### Your assignment:
The response should hold every record from the listing that follows, verbatim, and no pictures.

### Recorded information:
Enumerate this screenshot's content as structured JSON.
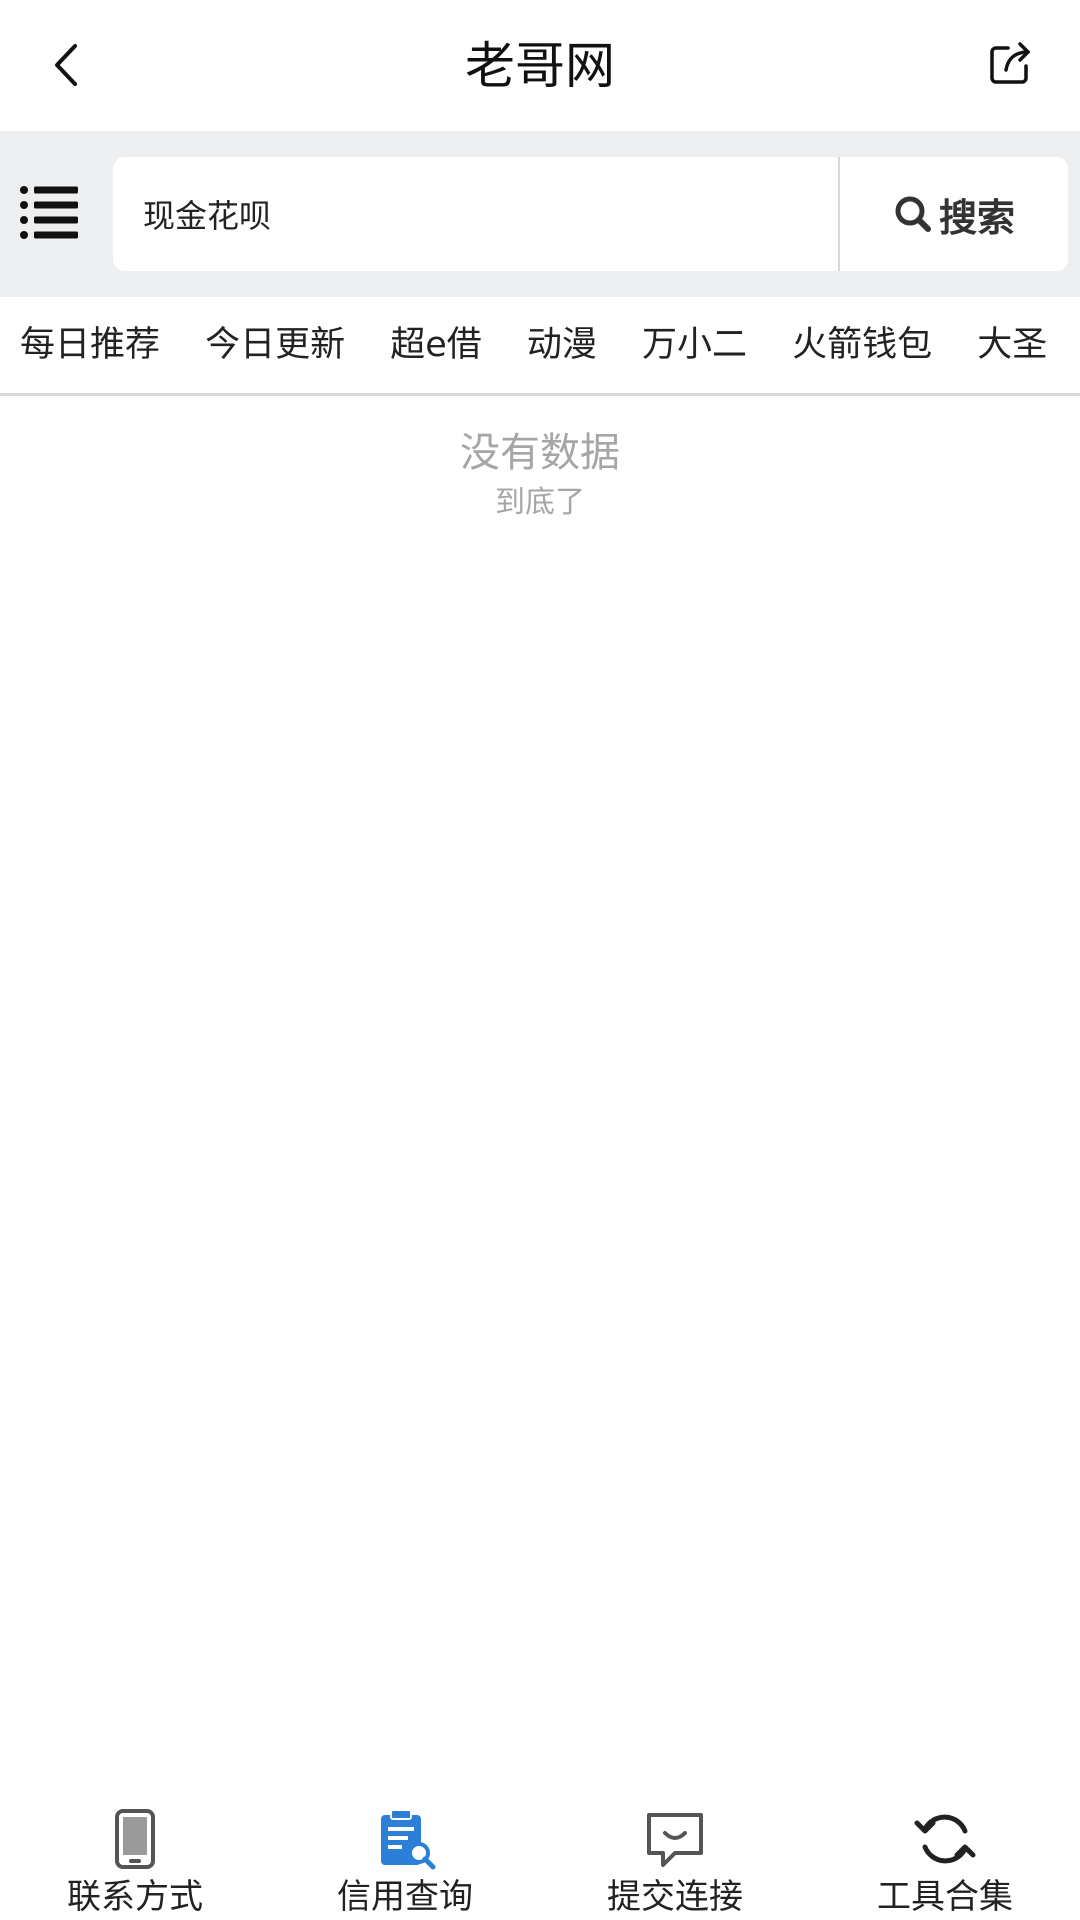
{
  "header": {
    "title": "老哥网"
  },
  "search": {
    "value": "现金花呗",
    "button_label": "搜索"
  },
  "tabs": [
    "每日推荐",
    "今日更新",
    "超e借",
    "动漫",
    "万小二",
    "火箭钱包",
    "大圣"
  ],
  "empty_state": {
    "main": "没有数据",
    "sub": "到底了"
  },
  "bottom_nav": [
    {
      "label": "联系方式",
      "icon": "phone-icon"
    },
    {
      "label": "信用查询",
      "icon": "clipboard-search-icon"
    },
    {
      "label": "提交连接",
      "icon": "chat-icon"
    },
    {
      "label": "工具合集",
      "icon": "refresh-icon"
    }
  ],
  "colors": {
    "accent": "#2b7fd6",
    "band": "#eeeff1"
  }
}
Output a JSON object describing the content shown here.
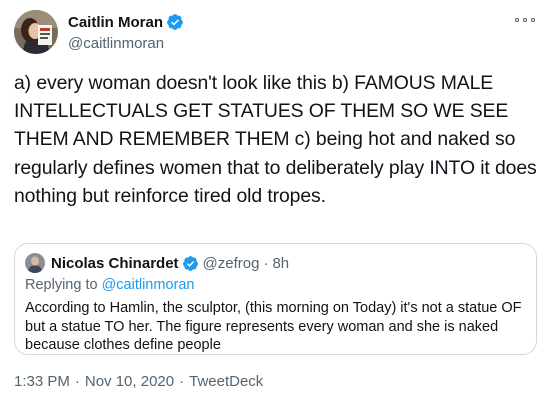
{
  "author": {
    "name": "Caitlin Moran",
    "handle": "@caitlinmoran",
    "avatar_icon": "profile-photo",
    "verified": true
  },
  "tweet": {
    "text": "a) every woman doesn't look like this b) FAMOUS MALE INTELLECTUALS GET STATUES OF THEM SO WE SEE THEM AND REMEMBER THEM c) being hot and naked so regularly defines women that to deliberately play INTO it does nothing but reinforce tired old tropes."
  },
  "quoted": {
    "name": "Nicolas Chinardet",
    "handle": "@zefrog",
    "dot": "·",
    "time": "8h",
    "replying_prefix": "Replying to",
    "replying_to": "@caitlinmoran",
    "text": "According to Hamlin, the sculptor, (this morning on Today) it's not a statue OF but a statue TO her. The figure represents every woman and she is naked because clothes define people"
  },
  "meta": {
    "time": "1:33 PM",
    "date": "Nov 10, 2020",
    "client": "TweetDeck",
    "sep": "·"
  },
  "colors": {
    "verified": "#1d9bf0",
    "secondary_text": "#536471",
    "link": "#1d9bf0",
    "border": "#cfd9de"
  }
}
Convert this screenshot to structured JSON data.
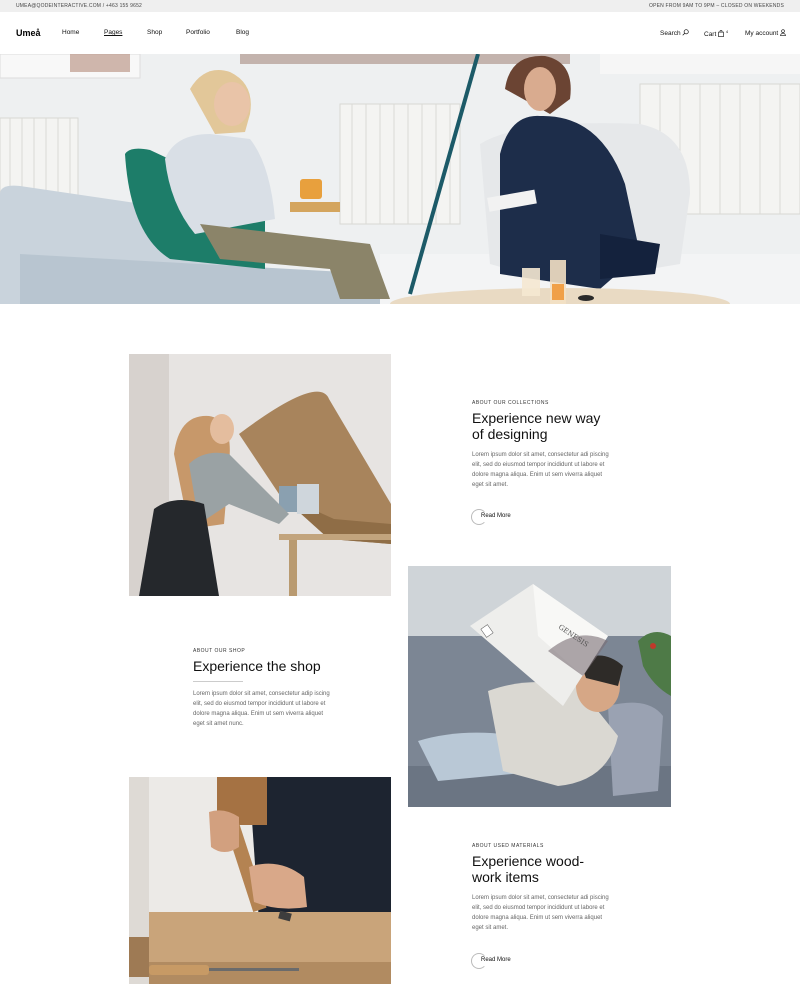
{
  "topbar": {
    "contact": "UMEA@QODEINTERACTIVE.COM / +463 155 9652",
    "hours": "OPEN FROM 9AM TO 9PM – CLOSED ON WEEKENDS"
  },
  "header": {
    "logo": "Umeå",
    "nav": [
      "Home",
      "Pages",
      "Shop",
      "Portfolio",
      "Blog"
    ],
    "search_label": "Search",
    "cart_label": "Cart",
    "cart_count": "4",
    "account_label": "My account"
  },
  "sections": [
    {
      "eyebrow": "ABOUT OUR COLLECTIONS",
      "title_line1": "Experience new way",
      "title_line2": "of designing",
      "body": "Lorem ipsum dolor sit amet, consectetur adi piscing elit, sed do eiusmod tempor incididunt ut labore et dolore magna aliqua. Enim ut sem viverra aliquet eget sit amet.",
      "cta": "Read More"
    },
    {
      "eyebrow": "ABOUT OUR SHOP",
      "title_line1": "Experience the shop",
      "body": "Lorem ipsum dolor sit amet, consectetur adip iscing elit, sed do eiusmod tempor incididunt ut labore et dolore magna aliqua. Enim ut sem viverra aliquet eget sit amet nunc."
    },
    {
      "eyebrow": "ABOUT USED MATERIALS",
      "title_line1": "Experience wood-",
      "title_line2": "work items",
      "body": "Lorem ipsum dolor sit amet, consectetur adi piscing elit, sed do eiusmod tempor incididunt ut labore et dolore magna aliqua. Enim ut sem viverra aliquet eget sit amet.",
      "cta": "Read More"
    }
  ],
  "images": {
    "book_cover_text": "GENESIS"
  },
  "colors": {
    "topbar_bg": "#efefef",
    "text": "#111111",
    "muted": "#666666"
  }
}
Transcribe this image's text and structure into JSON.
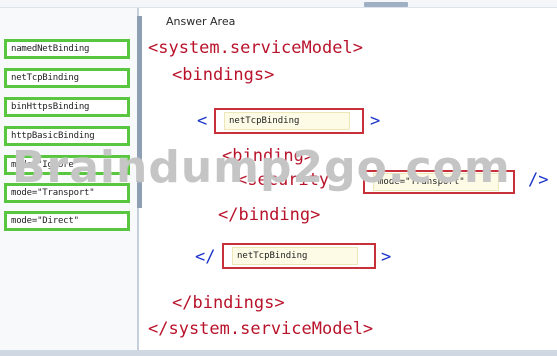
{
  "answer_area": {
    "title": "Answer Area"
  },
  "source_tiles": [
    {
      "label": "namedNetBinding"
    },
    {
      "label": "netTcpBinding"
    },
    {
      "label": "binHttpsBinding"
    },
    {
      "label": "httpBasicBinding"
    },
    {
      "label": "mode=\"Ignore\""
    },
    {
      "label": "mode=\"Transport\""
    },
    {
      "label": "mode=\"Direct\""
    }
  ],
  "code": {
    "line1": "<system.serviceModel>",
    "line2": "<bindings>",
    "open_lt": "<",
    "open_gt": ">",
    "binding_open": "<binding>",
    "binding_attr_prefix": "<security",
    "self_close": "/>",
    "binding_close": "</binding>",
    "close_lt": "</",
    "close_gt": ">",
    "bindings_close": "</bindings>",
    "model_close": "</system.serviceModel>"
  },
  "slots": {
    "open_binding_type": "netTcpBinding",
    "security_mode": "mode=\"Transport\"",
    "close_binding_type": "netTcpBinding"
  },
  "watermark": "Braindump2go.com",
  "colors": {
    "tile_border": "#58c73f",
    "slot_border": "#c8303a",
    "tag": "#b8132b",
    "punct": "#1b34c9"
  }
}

### Response to this task:
Enumerate this screenshot's content as structured JSON.
{
  "header": {
    "title": "老哥网"
  },
  "search": {
    "value": "现金花呗",
    "button_label": "搜索"
  },
  "tabs": [
    "每日推荐",
    "今日更新",
    "超e借",
    "动漫",
    "万小二",
    "火箭钱包",
    "大圣"
  ],
  "empty_state": {
    "main": "没有数据",
    "sub": "到底了"
  },
  "bottom_nav": [
    {
      "label": "联系方式",
      "icon": "phone-icon"
    },
    {
      "label": "信用查询",
      "icon": "clipboard-search-icon"
    },
    {
      "label": "提交连接",
      "icon": "chat-icon"
    },
    {
      "label": "工具合集",
      "icon": "refresh-icon"
    }
  ],
  "colors": {
    "accent": "#2b7fd6",
    "band": "#eeeff1"
  }
}
Output a JSON object describing the content shown here.
{
  "author": {
    "name": "Caitlin Moran",
    "handle": "@caitlinmoran",
    "avatar_icon": "profile-photo",
    "verified": true
  },
  "tweet": {
    "text": "a) every woman doesn't look like this b) FAMOUS MALE INTELLECTUALS GET STATUES OF THEM SO WE SEE THEM AND REMEMBER THEM c) being hot and naked so regularly defines women that to deliberately play INTO it does nothing but reinforce tired old tropes."
  },
  "quoted": {
    "name": "Nicolas Chinardet",
    "handle": "@zefrog",
    "dot": "·",
    "time": "8h",
    "replying_prefix": "Replying to",
    "replying_to": "@caitlinmoran",
    "text": "According to Hamlin, the sculptor, (this morning on Today) it's not a statue OF but a statue TO her. The figure represents every woman and she is naked because clothes define people"
  },
  "meta": {
    "time": "1:33 PM",
    "date": "Nov 10, 2020",
    "client": "TweetDeck",
    "sep": "·"
  },
  "colors": {
    "verified": "#1d9bf0",
    "secondary_text": "#536471",
    "link": "#1d9bf0",
    "border": "#cfd9de"
  }
}
Convert this screenshot to structured JSON data.
{
  "topbar": {
    "contact": "UMEA@QODEINTERACTIVE.COM / +463 155 9652",
    "hours": "OPEN FROM 9AM TO 9PM – CLOSED ON WEEKENDS"
  },
  "header": {
    "logo": "Umeå",
    "nav": [
      "Home",
      "Pages",
      "Shop",
      "Portfolio",
      "Blog"
    ],
    "search_label": "Search",
    "cart_label": "Cart",
    "cart_count": "4",
    "account_label": "My account"
  },
  "sections": [
    {
      "eyebrow": "ABOUT OUR COLLECTIONS",
      "title_line1": "Experience new way",
      "title_line2": "of designing",
      "body": "Lorem ipsum dolor sit amet, consectetur adi piscing elit, sed do eiusmod tempor incididunt ut labore et dolore magna aliqua. Enim ut sem viverra aliquet eget sit amet.",
      "cta": "Read More"
    },
    {
      "eyebrow": "ABOUT OUR SHOP",
      "title_line1": "Experience the shop",
      "body": "Lorem ipsum dolor sit amet, consectetur adip iscing elit, sed do eiusmod tempor incididunt ut labore et dolore magna aliqua. Enim ut sem viverra aliquet eget sit amet nunc."
    },
    {
      "eyebrow": "ABOUT USED MATERIALS",
      "title_line1": "Experience wood-",
      "title_line2": "work items",
      "body": "Lorem ipsum dolor sit amet, consectetur adi piscing elit, sed do eiusmod tempor incididunt ut labore et dolore magna aliqua. Enim ut sem viverra aliquet eget sit amet.",
      "cta": "Read More"
    }
  ],
  "images": {
    "book_cover_text": "GENESIS"
  },
  "colors": {
    "topbar_bg": "#efefef",
    "text": "#111111",
    "muted": "#666666"
  }
}
Transcribe this image's text and structure into JSON.
{
  "answer_area": {
    "title": "Answer Area"
  },
  "source_tiles": [
    {
      "label": "namedNetBinding"
    },
    {
      "label": "netTcpBinding"
    },
    {
      "label": "binHttpsBinding"
    },
    {
      "label": "httpBasicBinding"
    },
    {
      "label": "mode=\"Ignore\""
    },
    {
      "label": "mode=\"Transport\""
    },
    {
      "label": "mode=\"Direct\""
    }
  ],
  "code": {
    "line1": "<system.serviceModel>",
    "line2": "<bindings>",
    "open_lt": "<",
    "open_gt": ">",
    "binding_open": "<binding>",
    "binding_attr_prefix": "<security",
    "self_close": "/>",
    "binding_close": "</binding>",
    "close_lt": "</",
    "close_gt": ">",
    "bindings_close": "</bindings>",
    "model_close": "</system.serviceModel>"
  },
  "slots": {
    "open_binding_type": "netTcpBinding",
    "security_mode": "mode=\"Transport\"",
    "close_binding_type": "netTcpBinding"
  },
  "watermark": "Braindump2go.com",
  "colors": {
    "tile_border": "#58c73f",
    "slot_border": "#c8303a",
    "tag": "#b8132b",
    "punct": "#1b34c9"
  }
}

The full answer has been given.